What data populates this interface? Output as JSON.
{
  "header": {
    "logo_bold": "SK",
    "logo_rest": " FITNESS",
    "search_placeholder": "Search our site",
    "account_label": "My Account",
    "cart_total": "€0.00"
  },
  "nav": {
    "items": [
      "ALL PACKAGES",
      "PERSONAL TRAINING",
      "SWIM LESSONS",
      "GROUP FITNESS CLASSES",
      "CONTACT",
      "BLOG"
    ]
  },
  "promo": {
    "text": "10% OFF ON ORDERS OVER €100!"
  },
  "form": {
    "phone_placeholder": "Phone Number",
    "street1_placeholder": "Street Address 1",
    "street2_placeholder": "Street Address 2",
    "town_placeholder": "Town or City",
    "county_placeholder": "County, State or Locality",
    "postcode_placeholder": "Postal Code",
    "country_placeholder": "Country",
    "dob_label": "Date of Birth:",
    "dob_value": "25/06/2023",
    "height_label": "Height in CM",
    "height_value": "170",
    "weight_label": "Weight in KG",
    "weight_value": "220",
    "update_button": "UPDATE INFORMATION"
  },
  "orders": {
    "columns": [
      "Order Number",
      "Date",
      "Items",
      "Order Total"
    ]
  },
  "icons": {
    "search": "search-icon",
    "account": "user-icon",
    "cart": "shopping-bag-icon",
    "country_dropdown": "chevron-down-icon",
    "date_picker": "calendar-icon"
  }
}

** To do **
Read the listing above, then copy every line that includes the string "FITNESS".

** Result of the exercise **
    "logo_rest": " FITNESS",
      "GROUP FITNESS CLASSES",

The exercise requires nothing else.